Located in Sydney, Australia, this private residence entitled The Books House was designed by Luigi Rosselli Architects for a calligrapher and his wife. The three-storey home takes cues from the concept of "stacked books" proposed by the owner and features shifted concrete slabs.
“Weathered rock stratums have been replaced by off-form concrete slabs with soft edges, scissoring above a monolithic sandstone storey for the house,” explained the architects.
The concrete structure of each floor is oriented differently to suit the views, and to maximize the distances from the neighbors on each side.
“An elliptical concrete stair forms the pivot point of each floor of the house, anchoring them to the steep escarpment; the stair also wraps around a lift core that descends, mineshaft-like to link the rest of the house to the garage level,” said the architects.
The sandstone rock is integral to the house, as it provides an ancient geological scenography from the basement to the uppermost levels of the home. The living room and the study have views of the rock face with its gently curving set of steps, expertly carved from the stone that climb to an old Frangipani tree. They also look out over a small swimming pool and a cave excavated into the cliff side.
Usually, the living spaces are located on the lower ground floors, but The Books House contradicts expectations. The bedroom and other private areas are located on the first floor while the public spaces are situated on the upper floor. A brass staircase provides access to the roof and acts as a subtle divider between the dining and living room.
“This home was designed following a reading of The Importance of Living by Lin Yutang, which is a must read in order to gain a greater understanding of the dwelling culture in China, this explains the Dragon path that meanders to the front door and is not just necessary to make climbing the steep hill less laborious but also to soften the approach to the house and abandon the straight geometry of the road,” said the architects.
Luigi Rosselli and Kristina Sahlestrom have learned much from the Chinese building culture over the course of this project’s development.

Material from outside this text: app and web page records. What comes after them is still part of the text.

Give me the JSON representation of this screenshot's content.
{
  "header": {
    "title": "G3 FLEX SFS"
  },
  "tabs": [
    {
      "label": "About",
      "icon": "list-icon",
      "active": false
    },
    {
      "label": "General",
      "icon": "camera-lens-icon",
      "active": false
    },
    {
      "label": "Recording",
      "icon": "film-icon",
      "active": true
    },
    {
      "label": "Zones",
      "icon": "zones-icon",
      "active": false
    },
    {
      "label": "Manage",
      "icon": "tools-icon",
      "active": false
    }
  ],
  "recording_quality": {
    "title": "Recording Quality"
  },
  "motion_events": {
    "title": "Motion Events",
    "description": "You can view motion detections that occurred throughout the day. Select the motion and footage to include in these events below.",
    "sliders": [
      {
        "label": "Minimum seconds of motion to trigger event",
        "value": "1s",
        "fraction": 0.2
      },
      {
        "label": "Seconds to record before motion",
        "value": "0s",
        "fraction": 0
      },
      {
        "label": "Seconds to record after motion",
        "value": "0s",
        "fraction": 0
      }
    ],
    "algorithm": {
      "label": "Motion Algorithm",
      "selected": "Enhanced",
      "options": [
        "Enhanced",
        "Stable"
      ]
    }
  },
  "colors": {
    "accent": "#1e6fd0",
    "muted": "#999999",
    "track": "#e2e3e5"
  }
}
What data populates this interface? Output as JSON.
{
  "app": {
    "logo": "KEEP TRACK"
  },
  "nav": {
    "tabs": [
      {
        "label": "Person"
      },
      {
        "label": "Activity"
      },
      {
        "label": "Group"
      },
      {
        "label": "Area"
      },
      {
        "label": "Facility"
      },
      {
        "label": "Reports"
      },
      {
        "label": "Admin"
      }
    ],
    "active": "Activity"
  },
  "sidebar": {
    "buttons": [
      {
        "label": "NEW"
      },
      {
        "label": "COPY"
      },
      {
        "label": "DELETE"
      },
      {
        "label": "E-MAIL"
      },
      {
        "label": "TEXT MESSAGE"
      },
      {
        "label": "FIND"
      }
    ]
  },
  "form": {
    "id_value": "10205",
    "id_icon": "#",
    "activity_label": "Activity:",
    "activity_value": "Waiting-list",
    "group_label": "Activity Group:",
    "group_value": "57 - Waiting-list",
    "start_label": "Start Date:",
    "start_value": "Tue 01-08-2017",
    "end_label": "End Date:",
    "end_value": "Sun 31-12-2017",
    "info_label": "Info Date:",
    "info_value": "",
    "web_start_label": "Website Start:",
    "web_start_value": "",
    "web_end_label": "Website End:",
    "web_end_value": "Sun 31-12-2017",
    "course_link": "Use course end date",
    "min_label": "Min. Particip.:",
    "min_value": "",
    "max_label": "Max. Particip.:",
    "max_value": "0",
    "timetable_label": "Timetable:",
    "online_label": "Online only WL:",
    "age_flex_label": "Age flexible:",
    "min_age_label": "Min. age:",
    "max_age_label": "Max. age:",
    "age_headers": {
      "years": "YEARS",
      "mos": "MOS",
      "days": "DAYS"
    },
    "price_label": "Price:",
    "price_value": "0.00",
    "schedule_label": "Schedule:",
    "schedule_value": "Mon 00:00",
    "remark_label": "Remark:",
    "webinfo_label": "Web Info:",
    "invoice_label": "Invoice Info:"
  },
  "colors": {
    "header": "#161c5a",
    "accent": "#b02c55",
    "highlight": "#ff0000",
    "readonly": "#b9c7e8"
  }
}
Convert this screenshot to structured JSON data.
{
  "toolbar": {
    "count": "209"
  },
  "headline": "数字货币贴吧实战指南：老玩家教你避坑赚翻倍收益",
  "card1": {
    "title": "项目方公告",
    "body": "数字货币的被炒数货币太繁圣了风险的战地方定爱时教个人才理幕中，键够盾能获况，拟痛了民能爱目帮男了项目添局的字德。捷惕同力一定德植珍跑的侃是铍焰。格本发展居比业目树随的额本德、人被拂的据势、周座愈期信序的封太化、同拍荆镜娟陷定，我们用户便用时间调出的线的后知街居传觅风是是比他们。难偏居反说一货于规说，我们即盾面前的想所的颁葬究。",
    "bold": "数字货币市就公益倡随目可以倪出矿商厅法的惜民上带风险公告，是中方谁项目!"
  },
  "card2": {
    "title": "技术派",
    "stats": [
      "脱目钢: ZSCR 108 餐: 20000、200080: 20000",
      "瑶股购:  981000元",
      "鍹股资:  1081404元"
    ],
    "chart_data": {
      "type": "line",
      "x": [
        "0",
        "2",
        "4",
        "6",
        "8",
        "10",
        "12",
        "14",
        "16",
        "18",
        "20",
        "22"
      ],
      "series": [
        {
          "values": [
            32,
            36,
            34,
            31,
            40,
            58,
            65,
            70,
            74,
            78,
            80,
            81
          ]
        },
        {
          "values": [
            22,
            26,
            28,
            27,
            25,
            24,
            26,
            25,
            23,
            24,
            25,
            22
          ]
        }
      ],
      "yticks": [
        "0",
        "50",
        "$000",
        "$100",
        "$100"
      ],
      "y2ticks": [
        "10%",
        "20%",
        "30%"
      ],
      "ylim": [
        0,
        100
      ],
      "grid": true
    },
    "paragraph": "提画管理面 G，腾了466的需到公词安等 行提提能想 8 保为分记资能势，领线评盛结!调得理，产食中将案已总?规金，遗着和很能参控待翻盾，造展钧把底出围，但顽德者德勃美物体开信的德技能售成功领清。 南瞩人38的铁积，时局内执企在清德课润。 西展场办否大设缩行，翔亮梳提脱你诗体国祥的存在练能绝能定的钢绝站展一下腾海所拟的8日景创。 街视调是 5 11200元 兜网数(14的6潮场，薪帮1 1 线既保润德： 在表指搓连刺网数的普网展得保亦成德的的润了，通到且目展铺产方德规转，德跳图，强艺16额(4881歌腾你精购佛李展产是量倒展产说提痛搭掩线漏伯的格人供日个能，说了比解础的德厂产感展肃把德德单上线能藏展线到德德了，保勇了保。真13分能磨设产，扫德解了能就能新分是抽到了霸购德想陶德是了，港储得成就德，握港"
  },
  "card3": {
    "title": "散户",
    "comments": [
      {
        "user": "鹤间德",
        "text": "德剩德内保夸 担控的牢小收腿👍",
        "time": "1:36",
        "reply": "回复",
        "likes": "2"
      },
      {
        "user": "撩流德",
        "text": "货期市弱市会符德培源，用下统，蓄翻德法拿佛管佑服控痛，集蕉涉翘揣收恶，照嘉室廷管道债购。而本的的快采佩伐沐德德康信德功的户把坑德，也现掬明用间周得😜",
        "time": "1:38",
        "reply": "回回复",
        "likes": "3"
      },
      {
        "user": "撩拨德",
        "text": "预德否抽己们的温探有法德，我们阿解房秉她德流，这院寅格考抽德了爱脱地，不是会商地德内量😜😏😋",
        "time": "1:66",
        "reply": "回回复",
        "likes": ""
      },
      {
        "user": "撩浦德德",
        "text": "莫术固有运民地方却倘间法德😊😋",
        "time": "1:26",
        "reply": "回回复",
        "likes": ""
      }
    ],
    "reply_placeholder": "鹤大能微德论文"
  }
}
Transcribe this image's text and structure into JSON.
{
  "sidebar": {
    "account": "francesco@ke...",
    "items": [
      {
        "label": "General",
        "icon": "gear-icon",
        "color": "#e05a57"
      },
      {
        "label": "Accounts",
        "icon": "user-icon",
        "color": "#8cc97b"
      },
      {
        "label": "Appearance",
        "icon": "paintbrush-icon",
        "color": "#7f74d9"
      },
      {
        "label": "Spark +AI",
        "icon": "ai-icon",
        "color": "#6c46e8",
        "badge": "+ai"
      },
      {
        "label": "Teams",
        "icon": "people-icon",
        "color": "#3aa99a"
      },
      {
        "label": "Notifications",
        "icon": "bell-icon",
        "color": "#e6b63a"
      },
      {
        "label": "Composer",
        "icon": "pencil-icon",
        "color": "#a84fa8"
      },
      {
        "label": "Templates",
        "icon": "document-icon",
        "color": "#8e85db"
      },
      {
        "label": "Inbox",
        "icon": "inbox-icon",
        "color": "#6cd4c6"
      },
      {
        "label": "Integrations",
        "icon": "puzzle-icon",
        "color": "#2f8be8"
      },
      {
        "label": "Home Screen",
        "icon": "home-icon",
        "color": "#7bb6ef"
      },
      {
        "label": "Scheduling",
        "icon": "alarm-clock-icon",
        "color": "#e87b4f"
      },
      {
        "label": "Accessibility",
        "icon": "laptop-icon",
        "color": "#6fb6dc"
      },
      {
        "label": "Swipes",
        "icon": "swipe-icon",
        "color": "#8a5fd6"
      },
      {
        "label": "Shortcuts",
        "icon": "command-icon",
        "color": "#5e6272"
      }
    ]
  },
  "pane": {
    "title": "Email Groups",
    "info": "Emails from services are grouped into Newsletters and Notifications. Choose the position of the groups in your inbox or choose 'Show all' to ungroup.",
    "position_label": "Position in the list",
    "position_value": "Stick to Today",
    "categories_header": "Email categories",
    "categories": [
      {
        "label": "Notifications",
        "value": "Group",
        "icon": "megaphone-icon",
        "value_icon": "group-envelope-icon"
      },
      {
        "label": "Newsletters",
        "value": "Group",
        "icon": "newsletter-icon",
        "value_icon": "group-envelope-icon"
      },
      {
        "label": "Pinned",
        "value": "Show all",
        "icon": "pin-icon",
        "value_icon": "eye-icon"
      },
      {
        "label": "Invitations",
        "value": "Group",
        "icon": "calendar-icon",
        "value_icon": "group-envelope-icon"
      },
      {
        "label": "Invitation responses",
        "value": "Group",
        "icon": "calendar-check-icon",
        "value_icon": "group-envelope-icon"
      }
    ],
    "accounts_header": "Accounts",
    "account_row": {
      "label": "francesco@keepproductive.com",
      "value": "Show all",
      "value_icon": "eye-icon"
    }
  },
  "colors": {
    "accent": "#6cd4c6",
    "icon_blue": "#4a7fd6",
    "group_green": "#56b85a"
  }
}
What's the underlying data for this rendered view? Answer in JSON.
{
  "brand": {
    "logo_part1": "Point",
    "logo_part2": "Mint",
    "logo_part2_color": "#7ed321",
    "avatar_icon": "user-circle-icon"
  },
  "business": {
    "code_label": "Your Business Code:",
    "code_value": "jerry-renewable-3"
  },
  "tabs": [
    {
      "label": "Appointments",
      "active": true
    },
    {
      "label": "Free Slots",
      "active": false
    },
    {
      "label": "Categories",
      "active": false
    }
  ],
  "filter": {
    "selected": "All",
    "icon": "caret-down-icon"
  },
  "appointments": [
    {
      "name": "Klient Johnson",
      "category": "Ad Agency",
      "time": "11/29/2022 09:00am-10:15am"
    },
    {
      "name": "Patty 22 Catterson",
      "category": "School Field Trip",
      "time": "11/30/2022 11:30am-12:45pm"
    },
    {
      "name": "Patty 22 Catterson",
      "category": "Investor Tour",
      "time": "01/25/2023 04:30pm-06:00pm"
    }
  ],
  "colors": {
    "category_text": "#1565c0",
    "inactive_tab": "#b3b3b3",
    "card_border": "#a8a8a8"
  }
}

“The Books house is an embodiment and crystallisation of this ancient culture in stone and concrete,” the architects concluded.
Photography by: Edward Birch, Justin Alexander & Prue Roscoe